# ASSIGNMENT:
In the following listing, find the lines containing "quality" and report them.
+ + + + +
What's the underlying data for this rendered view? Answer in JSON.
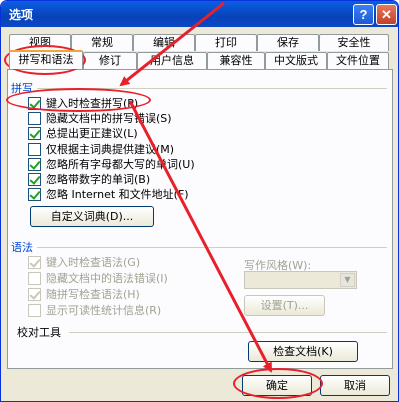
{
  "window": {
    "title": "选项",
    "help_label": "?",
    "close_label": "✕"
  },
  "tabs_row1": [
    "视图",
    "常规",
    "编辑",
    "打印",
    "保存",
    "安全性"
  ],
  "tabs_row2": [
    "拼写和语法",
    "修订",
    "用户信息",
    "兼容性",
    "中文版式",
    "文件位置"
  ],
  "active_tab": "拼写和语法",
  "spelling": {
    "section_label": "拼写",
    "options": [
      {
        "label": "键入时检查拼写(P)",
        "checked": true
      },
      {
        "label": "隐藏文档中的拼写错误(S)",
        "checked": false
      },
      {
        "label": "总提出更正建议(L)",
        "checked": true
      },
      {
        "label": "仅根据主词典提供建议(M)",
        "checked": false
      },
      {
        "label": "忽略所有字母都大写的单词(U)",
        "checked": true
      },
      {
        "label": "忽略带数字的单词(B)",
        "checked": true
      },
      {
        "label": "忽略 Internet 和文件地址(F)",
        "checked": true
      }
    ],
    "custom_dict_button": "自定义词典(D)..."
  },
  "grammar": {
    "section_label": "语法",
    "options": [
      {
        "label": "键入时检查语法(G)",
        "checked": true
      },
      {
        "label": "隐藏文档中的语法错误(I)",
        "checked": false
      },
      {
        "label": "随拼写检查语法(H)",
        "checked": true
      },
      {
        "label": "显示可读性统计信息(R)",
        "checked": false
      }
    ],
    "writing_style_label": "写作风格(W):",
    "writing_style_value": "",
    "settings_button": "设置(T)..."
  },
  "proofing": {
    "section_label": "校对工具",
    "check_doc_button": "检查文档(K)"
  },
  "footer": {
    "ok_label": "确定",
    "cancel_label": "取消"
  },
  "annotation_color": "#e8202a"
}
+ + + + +
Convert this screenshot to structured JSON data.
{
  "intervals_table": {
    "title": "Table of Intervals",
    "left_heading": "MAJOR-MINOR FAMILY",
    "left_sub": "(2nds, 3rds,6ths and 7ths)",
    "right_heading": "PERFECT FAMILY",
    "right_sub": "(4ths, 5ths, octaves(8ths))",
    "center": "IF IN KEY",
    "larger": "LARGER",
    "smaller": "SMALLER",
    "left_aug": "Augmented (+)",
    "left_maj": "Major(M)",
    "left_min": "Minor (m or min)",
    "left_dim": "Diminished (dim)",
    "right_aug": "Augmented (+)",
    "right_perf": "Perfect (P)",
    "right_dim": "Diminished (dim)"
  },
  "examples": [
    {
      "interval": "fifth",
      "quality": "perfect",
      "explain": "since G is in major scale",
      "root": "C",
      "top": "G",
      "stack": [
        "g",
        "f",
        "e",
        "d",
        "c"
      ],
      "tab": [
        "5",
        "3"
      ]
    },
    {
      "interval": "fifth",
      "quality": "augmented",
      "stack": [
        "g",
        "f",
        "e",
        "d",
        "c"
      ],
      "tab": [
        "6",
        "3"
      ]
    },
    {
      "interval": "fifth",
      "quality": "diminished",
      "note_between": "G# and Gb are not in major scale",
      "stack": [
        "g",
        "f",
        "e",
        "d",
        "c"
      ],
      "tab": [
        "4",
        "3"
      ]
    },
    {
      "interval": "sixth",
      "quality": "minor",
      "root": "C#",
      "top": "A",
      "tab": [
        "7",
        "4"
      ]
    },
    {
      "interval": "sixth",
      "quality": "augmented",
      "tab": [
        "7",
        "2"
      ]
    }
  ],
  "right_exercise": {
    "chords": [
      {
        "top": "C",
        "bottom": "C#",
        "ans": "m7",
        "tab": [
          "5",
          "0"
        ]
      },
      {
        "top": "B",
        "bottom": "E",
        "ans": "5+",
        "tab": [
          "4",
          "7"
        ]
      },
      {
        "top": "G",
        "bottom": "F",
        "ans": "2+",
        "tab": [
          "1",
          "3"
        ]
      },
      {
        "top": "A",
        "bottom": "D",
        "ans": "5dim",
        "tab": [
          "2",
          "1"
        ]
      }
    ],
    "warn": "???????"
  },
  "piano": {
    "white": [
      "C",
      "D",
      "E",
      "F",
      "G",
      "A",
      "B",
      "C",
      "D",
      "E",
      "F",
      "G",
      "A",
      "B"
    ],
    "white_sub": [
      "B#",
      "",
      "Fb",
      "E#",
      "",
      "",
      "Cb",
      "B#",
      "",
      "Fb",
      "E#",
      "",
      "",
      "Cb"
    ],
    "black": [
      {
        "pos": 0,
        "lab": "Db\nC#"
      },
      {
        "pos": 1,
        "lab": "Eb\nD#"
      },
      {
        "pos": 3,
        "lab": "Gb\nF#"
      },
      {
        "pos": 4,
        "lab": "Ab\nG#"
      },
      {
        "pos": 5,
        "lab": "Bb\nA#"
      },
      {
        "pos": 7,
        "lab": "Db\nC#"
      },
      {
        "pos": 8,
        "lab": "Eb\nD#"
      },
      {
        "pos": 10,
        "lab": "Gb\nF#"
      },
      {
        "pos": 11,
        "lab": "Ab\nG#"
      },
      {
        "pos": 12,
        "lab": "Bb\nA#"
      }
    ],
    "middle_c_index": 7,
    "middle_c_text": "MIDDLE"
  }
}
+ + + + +
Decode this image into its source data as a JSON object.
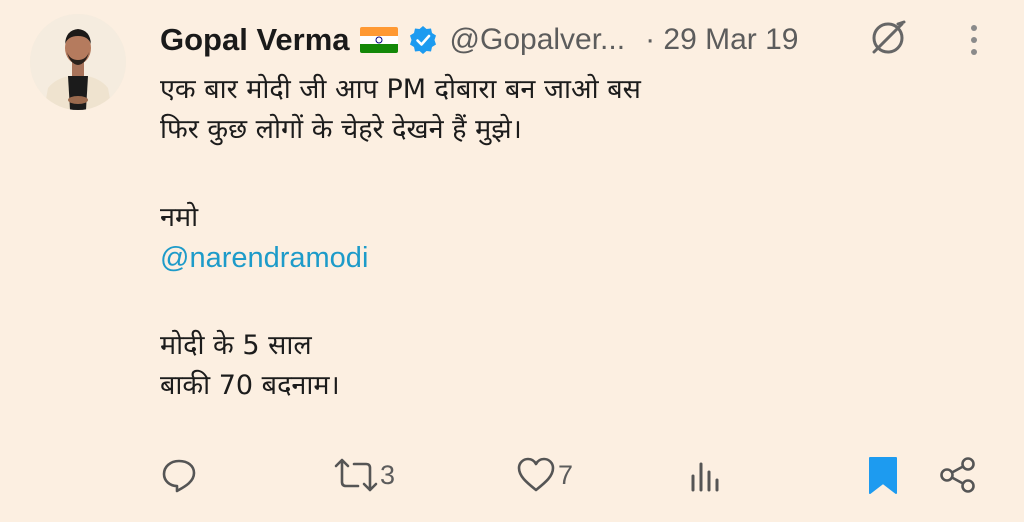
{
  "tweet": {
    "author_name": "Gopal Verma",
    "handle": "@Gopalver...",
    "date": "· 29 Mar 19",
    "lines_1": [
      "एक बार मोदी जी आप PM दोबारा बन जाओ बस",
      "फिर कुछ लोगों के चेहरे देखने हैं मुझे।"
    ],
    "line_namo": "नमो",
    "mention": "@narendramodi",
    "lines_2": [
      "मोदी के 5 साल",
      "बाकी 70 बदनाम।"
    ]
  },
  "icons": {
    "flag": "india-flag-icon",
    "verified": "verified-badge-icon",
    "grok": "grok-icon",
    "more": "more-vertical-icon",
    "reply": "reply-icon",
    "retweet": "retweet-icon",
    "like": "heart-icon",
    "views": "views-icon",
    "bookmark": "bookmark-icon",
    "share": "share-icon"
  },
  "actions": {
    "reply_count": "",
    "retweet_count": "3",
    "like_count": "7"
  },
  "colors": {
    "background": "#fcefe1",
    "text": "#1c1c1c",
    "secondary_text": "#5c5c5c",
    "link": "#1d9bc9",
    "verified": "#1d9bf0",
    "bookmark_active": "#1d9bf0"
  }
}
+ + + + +
# ANSWER AREA:
      "quality": "perfect",
      "quality": "augmented",
      "quality": "diminished",
      "quality": "minor",
      "quality": "augmented",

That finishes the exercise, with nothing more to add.